Senate Minority Leader Mitch McConnellAddison (Mitch) Mitchell McConnellHouse passes standalone bill to provide B for Israel's Iron Dome Pelosi vows to avert government shutdown McConnell calls Trump a 'fading brand' in Woodward-Costa book MORE (R-Ky.) said on Wednesday that he did not realize it would be difficult to convince Americans to take the COVID-19 vaccine as the nation deals with soaring cases occurring in the unvaccinated.
“Here, we did — developed three highly effective vaccines in under one year. Honestly, it never occurred to me we would have difficulty getting people to take the vaccine,” McConnell told Fox Business Network host Larry Kudlow, a former White House official.
“So, clearly, we have got a job to do to try to convince reluctant Americans of all types who seem to be holding back, unconvinced that this is the right thing to do,” McConnell added.
McConnell said that the subject of vaccines hits close to home for him as a polio survivor, noting it took decades to develop vaccines for it.
McConnell’s comments come as the number of vaccinated Americans reaches a plateau. The U.S. was not able to meet an earlier goal by President BidenJoe BidenTexas announces election audit in four counties after Trump demand Pennsylvania AG sues to block GOP subpoenas in election probe House passes sweeping defense policy bill MORE to have 70 percent of American adults get at least one shot of the vaccine by July 4.
According to data from the Centers for Disease Control and Prevention, 69 percent of Americans aged 18 and older have received at least one dose of the vaccine and 60 percent are fully vaccinated.
States such as Florida and Arkansas have seen recent surges in COVID-19 cases as pockets of communities remain unvaccinated and the delta variant spreads rapidly.
McConnell had previously told Reuters that he blamed "bad advice" for lower vaccination rates.
"There is bad advice out there, you know. Apparently you see that all over the place: people practicing medicine without a license, giving bad advice. And that bad advice should be ignored," McConnell told Reuters.

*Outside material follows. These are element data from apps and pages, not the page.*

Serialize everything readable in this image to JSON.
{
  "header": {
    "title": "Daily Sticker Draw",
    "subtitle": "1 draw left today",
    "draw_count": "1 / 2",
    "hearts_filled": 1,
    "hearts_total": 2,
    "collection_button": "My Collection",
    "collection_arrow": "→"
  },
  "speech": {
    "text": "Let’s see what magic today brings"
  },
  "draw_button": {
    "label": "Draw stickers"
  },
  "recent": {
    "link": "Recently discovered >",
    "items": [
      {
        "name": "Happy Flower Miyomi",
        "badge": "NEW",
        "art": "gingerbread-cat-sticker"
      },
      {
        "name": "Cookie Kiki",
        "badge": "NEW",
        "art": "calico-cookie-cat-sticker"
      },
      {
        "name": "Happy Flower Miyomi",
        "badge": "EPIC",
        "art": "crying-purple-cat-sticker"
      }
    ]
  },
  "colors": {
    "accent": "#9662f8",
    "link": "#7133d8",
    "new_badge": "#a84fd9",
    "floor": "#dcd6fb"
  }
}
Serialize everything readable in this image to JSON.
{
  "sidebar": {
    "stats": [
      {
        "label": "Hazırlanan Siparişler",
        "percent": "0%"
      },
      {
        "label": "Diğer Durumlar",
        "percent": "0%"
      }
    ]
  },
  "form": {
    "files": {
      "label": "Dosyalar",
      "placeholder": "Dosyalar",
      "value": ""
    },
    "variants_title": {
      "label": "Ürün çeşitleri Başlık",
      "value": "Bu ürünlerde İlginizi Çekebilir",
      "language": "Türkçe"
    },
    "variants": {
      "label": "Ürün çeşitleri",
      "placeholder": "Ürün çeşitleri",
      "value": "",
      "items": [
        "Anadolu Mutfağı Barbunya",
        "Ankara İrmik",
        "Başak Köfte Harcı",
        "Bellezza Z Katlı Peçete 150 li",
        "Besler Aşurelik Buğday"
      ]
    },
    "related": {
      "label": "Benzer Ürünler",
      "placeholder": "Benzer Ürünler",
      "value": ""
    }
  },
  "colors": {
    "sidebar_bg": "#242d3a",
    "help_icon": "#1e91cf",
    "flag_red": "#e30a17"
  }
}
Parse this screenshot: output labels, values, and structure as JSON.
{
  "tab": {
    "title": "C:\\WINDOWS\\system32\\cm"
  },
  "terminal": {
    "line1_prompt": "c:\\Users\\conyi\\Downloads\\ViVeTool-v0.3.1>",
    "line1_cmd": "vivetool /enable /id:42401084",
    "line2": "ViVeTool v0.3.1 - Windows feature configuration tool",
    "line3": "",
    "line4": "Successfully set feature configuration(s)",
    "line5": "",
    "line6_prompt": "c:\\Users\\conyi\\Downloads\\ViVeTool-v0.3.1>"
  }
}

McConnell has been one of the few consistent voices within the GOP encouraging people to be vaccinated amid a political divide on the issue.